So let me give you an example. I am told that in some communions it is common for children to begin taking the Lord’s Supper from a young age (or when parents deem appropriate) while withholding baptism until such an age that those in authority believe a true conversion has taken place.
Now in Presbyterian churches, it is frequently the opposite: babies are baptized and welcomed into the covenant and then later welcomed to the table when they are deemed old enough and/or mature enough to make a credible profession of faith in Jesus as Savior.
Now I happen to believe that both of these scenarios aren’t the best, though as far as I can tell, the latter Presbyterian practice at least has a good deal of historic precedent going for it. I have only become aware of the former practice in recent years and as far as I know hasn’t been a very widely held practice in the history of the church.

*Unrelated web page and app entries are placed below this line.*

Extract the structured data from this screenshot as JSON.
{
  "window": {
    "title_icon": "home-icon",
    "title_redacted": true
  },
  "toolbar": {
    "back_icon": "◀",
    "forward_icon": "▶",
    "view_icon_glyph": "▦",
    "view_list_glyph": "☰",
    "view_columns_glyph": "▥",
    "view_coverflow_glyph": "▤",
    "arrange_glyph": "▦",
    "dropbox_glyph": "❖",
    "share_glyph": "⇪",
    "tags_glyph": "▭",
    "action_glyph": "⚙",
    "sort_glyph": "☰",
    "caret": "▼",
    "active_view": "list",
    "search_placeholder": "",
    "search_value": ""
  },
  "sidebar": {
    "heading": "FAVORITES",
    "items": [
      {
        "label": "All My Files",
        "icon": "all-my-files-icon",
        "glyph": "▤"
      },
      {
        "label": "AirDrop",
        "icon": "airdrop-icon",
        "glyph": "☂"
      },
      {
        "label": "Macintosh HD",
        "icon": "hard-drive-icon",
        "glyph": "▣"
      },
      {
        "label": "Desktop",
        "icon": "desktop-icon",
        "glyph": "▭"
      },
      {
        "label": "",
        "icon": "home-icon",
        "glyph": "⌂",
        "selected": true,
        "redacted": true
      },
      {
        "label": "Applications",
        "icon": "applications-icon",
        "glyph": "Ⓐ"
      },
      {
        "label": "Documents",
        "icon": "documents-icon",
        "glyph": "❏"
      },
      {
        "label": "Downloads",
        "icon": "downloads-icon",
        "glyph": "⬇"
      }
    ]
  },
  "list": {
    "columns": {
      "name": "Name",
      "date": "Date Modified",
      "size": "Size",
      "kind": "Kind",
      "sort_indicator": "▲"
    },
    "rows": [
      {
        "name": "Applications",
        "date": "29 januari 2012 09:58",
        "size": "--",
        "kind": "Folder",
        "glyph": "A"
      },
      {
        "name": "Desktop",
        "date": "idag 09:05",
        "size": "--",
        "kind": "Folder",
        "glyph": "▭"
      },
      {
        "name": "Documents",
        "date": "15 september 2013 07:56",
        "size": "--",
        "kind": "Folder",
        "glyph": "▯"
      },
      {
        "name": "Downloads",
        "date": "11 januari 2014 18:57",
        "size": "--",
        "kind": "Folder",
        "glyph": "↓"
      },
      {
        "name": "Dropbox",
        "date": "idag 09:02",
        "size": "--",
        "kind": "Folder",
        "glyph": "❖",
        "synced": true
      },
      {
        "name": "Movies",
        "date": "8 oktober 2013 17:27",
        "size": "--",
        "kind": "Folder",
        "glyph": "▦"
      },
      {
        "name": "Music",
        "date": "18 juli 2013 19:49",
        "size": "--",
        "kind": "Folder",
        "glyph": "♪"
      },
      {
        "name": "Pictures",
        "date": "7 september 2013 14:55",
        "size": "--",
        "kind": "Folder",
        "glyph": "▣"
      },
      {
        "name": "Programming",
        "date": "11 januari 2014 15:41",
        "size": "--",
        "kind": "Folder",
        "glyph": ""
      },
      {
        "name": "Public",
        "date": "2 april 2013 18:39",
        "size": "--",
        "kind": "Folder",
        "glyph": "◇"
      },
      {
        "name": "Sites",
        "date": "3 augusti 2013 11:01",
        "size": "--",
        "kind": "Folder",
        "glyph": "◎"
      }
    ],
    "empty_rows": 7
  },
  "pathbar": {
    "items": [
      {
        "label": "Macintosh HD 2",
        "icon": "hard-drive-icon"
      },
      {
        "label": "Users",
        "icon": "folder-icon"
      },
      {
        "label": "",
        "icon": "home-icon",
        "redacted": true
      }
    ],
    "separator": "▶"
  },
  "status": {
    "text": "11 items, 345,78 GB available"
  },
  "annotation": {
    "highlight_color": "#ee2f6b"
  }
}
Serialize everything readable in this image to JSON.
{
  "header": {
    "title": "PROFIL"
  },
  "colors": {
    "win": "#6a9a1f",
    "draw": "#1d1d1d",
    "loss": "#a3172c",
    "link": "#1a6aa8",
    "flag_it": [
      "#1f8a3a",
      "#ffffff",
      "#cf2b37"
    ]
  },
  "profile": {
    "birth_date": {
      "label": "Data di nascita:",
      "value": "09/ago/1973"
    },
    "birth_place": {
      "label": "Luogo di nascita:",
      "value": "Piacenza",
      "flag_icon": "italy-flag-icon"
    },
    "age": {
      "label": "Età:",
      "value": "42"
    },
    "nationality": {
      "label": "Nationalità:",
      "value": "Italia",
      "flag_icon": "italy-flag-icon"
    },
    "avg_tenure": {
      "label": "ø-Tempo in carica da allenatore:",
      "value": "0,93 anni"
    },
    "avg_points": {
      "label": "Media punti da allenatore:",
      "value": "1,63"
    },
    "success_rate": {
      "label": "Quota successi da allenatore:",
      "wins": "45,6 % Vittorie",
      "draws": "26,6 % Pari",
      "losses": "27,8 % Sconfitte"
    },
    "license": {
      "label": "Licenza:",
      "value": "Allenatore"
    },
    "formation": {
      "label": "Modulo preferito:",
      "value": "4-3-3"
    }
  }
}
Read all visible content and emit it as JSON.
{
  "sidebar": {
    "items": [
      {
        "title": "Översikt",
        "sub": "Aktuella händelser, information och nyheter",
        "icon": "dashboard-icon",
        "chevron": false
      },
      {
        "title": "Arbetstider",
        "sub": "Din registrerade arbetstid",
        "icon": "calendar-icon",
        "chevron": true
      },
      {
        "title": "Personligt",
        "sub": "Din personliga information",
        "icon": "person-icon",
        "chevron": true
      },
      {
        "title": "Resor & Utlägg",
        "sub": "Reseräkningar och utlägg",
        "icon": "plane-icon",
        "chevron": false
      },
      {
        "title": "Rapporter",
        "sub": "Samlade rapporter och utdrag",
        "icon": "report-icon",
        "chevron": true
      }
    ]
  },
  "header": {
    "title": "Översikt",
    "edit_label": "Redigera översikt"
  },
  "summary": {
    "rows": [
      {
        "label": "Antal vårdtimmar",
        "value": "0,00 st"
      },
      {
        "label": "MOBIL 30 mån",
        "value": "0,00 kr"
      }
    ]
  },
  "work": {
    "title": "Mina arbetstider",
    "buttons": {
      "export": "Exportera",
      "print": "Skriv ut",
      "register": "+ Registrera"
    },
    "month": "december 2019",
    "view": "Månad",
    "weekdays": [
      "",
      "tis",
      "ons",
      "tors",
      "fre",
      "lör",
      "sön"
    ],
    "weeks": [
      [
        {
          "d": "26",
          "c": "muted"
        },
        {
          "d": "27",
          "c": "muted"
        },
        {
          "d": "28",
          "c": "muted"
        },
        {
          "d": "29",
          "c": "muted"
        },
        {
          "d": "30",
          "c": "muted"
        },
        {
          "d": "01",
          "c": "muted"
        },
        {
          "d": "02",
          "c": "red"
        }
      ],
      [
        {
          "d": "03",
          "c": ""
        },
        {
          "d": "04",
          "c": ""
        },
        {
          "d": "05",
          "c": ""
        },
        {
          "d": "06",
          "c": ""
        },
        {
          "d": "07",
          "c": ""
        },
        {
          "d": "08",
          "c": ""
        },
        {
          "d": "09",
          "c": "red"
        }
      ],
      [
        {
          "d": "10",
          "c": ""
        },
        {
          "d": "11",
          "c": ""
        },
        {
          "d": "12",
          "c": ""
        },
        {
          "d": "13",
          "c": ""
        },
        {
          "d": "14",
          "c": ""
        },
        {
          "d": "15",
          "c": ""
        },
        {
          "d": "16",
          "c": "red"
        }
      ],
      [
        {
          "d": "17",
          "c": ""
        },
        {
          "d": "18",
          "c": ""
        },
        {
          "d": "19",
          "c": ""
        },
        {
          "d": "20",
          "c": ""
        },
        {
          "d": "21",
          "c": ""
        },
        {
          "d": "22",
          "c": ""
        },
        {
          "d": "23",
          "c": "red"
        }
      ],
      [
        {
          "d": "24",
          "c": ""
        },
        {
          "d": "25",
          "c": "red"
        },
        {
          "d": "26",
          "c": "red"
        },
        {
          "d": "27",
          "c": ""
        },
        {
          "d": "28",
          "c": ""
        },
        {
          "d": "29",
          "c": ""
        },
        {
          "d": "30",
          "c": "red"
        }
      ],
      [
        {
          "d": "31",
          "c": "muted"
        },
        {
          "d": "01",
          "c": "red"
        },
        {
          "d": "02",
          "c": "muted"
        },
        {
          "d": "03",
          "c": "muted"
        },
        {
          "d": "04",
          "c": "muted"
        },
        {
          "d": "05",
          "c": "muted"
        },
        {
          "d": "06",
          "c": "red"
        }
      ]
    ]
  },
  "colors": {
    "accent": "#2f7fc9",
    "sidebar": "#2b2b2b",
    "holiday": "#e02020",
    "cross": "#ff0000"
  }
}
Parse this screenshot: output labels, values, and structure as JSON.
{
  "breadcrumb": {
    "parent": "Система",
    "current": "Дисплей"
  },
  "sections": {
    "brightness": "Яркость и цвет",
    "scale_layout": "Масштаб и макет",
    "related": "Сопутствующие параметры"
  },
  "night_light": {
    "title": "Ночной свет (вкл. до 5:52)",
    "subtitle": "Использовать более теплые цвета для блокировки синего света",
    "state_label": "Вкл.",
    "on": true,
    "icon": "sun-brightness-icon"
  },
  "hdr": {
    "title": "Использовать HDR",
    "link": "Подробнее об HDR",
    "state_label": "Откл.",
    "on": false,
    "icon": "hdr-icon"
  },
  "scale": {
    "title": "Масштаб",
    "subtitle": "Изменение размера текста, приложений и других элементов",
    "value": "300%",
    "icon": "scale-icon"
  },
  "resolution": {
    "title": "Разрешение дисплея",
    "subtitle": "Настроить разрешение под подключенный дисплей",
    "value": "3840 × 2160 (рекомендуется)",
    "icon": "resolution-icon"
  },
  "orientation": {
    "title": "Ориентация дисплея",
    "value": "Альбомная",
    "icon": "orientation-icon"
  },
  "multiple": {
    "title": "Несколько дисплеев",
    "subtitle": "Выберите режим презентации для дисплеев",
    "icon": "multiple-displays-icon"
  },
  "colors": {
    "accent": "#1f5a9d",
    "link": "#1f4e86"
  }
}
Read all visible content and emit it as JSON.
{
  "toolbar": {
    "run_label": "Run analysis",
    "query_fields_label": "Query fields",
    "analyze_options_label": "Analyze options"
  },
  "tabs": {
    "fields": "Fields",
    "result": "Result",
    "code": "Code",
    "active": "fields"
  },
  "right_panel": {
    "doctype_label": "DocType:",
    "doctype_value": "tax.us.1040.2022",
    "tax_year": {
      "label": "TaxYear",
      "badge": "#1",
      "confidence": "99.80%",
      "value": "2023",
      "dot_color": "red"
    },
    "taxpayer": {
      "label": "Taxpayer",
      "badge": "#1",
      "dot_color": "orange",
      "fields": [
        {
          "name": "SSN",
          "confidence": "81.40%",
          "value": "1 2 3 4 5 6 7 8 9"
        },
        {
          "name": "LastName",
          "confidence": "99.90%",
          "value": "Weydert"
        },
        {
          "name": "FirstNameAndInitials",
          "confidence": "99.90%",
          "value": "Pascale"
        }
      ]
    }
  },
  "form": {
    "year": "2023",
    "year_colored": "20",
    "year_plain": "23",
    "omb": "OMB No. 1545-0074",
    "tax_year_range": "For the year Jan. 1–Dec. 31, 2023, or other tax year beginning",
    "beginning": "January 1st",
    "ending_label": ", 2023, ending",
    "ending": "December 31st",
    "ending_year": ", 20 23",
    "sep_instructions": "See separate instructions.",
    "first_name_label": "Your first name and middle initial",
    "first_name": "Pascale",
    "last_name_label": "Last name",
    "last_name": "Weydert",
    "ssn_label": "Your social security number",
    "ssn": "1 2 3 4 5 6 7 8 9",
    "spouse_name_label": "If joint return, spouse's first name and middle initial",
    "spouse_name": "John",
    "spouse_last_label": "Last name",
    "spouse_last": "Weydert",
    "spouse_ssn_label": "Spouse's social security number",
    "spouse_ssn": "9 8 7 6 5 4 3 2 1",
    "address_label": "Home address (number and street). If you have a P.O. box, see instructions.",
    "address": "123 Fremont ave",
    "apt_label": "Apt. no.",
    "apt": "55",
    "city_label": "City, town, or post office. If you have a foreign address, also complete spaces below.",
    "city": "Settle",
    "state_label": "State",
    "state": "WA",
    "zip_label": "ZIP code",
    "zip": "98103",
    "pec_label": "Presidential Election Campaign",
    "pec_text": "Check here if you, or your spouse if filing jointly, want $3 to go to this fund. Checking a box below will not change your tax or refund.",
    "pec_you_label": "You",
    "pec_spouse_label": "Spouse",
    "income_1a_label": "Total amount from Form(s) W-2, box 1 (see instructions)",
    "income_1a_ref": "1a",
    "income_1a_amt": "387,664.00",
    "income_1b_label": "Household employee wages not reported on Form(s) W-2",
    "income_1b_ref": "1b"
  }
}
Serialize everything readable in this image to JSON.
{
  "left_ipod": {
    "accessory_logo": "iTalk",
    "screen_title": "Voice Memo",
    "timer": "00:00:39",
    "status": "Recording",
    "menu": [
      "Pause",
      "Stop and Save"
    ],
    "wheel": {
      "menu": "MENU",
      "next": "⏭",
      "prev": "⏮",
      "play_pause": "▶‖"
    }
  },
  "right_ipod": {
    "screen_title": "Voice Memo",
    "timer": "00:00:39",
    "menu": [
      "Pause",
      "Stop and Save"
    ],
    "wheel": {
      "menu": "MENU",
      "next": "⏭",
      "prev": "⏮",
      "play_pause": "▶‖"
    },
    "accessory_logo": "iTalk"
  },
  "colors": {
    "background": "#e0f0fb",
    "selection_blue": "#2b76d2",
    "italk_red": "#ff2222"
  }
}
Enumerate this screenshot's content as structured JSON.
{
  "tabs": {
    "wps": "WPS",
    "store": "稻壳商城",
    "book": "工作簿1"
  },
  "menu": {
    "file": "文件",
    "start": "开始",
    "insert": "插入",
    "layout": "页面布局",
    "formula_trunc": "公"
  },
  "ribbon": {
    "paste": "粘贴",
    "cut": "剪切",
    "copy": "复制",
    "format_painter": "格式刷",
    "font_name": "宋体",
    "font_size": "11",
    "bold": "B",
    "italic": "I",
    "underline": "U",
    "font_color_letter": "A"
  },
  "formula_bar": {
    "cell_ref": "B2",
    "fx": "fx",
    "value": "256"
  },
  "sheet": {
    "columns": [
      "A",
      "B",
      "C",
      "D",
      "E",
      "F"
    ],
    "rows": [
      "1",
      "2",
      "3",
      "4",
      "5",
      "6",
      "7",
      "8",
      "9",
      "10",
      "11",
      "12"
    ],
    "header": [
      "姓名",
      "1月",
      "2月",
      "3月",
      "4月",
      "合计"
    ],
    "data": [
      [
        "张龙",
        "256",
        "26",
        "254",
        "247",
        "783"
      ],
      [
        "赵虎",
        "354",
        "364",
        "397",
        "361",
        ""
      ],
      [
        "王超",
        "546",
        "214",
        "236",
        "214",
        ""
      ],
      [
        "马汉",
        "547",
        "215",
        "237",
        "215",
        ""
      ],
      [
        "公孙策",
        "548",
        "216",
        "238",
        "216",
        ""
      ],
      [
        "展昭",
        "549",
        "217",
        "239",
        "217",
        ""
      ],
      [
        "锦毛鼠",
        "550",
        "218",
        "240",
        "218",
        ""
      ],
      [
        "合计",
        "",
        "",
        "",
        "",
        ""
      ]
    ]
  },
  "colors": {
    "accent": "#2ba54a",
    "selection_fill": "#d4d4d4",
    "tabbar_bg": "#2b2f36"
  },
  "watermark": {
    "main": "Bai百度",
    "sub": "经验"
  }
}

So in my ideal biblical world, I believe infants ought to be baptized and then when they begin sitting at their family dinner table at home and eating with their families, they ought to also be welcomed to the table of the Lord. In the course of things, this would probably mean that most kids would start taking communion around a year old, some earlier, maybe some a little later. Because the promises of the covenant are for us and for our children, believing those promises means naming our children in baptism into the family of Jesus and then teaching our children loyalty to that grace from their earliest days. It is absolutely necessary that they learn to trust and obey for themselves, but that is something that they learn by encouragement and discipline from faithful, believing parents. We ought to pray and trust that God’s promises are true for our children from an early age. This is not natural; it is supernatural. But God is often pleased to work His supernatural grace in little ones: for of such is the Kingdom of God. Continue Reading…